This week, Amy’s challenge for us is to focus on life under the sun. Actually, that’s a broad category considering that all earthbound things are under the sun. She writes that her inspiration came from the title of a book, “Under the Tuscan Sun: At Home in Italy.” You can read her entire challenge post here.
I’ve decided that my response to the challenge will feature images from my adopted state, Arizona. Though most of the images here come from the Sonoran Desert in southern Arizona, the opening photo is from Monument Valley, part of the Colorado Plateau, a desert environment with hot summers and cold winters. Wild horses inhabit the desert that is part of the Navajo Nation. As you can see by the photo, life for them is hard. Continue reading →
In early May, I wrote about the miniature trains and the railroad museum at McCormick-Stillman Railroad Park (here) and promised that I’d feature a post on the model train displays housed in a separate 10,000 square foot (929 sq m) building. Hosted by four clubs, there are three displays and several other railroad oriented exhibits. The opening photo features a sculpture of a train engine breaking through the building wall. Some of these images may look familiar as I featured a sampling of theme for the May 21, 2020, Lens-Artists Photo Challenge here. This post features more facts about the museum, and photos not previously published as well. Continue reading →

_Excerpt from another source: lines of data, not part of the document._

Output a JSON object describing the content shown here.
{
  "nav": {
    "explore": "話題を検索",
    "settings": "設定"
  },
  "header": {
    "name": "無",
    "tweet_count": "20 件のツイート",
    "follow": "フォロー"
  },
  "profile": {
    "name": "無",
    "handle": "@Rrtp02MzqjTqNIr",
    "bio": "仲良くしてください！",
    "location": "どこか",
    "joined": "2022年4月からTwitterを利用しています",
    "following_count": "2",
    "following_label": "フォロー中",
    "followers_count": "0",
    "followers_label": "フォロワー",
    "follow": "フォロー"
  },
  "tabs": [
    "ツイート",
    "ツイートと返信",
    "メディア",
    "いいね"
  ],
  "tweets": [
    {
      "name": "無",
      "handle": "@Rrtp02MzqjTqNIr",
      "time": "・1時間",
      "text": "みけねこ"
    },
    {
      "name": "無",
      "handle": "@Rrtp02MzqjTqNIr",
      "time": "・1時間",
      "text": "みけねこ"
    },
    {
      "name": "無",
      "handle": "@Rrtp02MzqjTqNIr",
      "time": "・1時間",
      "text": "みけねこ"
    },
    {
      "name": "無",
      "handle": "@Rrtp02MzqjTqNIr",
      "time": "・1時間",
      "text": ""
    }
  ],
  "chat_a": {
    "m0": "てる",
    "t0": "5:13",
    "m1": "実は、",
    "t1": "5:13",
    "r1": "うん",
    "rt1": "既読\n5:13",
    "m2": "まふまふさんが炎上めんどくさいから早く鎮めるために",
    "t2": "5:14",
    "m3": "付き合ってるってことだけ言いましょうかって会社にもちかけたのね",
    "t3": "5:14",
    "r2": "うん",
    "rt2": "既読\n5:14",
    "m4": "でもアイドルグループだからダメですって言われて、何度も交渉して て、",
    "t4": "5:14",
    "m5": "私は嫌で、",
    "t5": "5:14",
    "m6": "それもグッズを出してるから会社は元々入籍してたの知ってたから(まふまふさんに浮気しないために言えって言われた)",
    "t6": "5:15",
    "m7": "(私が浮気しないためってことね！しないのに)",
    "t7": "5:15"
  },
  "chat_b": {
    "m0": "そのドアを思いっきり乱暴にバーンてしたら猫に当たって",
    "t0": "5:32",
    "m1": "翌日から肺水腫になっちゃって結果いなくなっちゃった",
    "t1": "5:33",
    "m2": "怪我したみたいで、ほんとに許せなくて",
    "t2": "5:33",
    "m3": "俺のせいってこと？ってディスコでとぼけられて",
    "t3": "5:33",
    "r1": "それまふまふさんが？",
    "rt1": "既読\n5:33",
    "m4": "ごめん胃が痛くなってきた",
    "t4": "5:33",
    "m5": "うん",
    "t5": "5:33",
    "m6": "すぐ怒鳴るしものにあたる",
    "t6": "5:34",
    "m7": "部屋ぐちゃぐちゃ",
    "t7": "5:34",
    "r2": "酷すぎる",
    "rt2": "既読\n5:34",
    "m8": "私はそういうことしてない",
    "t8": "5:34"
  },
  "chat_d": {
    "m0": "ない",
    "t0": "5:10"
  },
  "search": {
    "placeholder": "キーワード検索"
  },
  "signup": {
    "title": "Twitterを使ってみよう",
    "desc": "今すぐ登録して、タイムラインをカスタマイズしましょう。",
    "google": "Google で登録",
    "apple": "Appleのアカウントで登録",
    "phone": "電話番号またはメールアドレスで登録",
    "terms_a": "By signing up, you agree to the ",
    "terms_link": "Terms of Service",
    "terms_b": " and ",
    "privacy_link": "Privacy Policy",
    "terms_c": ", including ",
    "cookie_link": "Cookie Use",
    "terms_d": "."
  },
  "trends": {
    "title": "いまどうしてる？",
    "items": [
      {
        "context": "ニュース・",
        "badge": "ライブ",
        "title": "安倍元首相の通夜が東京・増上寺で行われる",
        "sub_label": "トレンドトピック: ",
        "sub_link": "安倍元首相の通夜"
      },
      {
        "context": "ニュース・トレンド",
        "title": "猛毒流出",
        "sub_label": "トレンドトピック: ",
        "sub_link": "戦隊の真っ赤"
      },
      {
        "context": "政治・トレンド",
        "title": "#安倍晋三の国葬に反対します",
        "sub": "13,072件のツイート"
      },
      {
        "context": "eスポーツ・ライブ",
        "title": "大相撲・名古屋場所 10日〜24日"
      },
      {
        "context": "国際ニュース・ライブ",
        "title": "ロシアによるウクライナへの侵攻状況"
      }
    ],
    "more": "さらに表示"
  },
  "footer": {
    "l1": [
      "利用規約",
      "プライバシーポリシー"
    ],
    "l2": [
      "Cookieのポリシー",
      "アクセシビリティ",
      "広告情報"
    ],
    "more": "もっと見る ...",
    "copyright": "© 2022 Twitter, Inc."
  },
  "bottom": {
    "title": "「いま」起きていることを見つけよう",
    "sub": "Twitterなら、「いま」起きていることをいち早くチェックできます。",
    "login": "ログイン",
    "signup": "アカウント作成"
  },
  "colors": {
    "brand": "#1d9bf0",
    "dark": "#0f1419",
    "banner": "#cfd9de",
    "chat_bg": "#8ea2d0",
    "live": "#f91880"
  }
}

Notice: This post is being written during the COVID-19 pandemic and at this time, the park is closed to visitors. Please stay safe and follow your state or country’s guidelines for travel in your region. More information on the park’s current status can be found here.
Looks like they finally caught up with me. They put me on that train featured in the movie “3:10 to Yuma” and I must serve my time in the Yuma Territorial Prison. My “sentence” would only last a few hours visiting the once-notorious prison that is now a state park. That “mug shot” of me features a mirror that allowed prison officials to take a front and side view mug shot on a single exposure. The mirror is set up for guests to don a quick-change striped jacket, grab one of the prison numbers, and get someone to snap your photo. The Yuma prison is one of the first to use a mirror in creating prison record photographs. Continue reading →